The monkeys decided they’d sleep better in the rocket, even though it was cramped.
They were afraid of the small flying creatures that seemed to be biting the Martians and figured they couldn’t get inside the rocket. They bit them anyway, and Skip seemed to garner the most whelps from the flying minions. They woke not as refreshed as they’d hoped but ready nonetheless for the seminar, which would be held in a crater, a bowl-like arena where thousands of Martians gathered.
After being introduced, Bob said, “Thanks, Marty,” and launched into his presentation while Skip and Dave stood behind him with props they’d brought—bananas and the larger photos from the scrapbook.
“We came to tell you about life on planet earth!”
“We want to keep this simple, because you seem to be simple people—much like the zookeepers we used to keep on earth,” Bob the monkey said.
“This,” Bob said holding up a yellow oblong object, “is a banana. The most important food on earth.”
“And this!” Dave said, grabbing the banana out of Bob’s hand, “is how to eat a banana.” He ate the banana so quickly that some of the Martians didn’t even see him swallow. They just noticed he was now holding a limp something that Dave then tossed over his shoulder.
Skip tripped on the banana peel and whumped down on his backside. He cut his eyes up toward Dave from the ground.
The Martians laughed uproariously, slapping one another on the tops of their heads and turning extremely green while doing so.
Bob wanted to get back on point, so he swiped the photos from next to Skip, who had dropped them when he slipped on the banana peel.
“Next we’ll show you photos of life on earth, then finally we will demonstrate how to swing from trees, and since you have no trees, we’ll swing from the spotlights,” Bob said. He showed them photos of the zookeeper, their island, the other monkeys, and more bananas.
The Martians ooohed and aaaaahed.
Dave and Skip, meanwhile, were climbing up the side of the spotlight frame and met in the middle, swinging each other like flying trapeze artists to the crowd’s delight. They gave them a standing O.
But shortly after the seminar, when all the Martians had gone home, Dave said what all three Monkey-nauts where thinking.
“I miss home,” Dave said. He curled and pressed his lips together to keep from crying.
“Don’t cry!” Skip said, slapping Dave on the back. Then seeing a nit where he’d slapped Dave, he picked it off, thought of eating it then thought better of it. Could be a Martian nit.
“Yes, you know what they say about visitors and fish?” Bob said.
“Yip,” said Dave, “they both have gills.”
“Whaaa?” Skip said scrunching up his eyebrows.
“No—Dave—no, they both stink after three days. I think tomorrow we shall go home,” Bob said, taking pride in being the one to set the course for their adventures.
The next day the monkeys blasted off to the applause and wistful watching of the Martians who had once again gathered to see the earthlings and learn just another bit about life on earth.

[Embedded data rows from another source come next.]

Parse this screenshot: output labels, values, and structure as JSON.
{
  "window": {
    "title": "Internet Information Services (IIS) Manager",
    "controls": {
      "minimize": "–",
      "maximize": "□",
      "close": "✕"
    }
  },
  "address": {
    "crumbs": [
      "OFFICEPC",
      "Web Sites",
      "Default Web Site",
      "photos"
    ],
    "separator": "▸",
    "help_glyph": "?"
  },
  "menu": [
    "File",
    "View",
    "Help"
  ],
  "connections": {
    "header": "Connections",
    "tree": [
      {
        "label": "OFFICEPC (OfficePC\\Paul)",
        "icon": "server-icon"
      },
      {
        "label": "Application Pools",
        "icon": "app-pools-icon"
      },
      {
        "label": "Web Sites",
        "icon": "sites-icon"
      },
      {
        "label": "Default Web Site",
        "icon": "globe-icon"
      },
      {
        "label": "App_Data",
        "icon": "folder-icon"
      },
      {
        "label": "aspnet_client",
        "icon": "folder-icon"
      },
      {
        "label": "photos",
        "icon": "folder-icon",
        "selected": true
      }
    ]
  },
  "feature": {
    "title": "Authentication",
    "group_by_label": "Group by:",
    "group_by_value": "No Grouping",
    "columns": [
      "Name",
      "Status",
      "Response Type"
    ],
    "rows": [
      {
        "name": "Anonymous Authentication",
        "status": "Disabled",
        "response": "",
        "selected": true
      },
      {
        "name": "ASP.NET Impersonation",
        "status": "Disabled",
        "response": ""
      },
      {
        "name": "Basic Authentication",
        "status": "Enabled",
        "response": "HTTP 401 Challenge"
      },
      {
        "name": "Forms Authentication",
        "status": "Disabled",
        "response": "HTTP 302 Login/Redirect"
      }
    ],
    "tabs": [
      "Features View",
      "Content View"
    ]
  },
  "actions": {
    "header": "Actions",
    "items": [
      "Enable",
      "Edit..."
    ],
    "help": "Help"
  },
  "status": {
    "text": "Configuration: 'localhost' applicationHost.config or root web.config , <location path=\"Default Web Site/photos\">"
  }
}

Out the window Dave shouted one last parting word of wisdom to the Martians:
“Don’t take any wooden nickels!” Dave had heard a zoo visitor say that and he’d always wanted to repeat it somewhere for posterity.
The Martians scratched their heads as the rocket ship lifted and zoomed out of site toward the big blue ball.